* Task to carry out *
Search the entries for the word "icon" and return every line where it is found.

* Data supplied *
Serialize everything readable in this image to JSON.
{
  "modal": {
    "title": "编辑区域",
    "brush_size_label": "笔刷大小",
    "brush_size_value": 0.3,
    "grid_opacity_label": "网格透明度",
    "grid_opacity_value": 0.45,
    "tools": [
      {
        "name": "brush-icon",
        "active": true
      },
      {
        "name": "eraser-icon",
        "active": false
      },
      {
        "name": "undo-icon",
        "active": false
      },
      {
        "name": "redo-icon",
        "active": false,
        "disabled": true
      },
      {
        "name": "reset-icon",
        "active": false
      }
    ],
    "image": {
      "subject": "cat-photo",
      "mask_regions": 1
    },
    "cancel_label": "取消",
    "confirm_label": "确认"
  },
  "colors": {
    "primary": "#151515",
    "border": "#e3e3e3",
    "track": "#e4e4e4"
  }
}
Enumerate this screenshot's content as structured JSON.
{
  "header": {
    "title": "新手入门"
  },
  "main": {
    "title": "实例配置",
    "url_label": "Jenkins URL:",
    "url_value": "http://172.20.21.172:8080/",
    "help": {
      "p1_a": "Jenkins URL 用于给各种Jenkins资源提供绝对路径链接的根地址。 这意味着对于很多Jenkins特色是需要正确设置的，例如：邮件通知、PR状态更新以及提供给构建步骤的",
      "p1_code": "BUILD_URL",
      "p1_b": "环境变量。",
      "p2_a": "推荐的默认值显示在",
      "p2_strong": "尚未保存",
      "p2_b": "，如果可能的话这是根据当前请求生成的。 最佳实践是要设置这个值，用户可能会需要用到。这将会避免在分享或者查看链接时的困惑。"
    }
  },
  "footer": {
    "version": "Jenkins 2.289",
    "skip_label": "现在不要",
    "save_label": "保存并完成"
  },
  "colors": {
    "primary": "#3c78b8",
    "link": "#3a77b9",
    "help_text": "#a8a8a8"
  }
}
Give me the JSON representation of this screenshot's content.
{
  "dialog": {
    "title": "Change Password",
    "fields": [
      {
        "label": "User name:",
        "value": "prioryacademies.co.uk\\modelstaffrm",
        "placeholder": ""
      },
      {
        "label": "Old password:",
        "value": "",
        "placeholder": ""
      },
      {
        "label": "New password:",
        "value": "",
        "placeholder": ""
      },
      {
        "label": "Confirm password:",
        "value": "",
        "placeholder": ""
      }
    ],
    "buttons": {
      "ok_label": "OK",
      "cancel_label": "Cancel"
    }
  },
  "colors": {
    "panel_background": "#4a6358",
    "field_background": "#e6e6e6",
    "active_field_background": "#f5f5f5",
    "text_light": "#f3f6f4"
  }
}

* Task solution *
        "name": "brush-icon",
        "name": "eraser-icon",
        "name": "undo-icon",
        "name": "redo-icon",
        "name": "reset-icon",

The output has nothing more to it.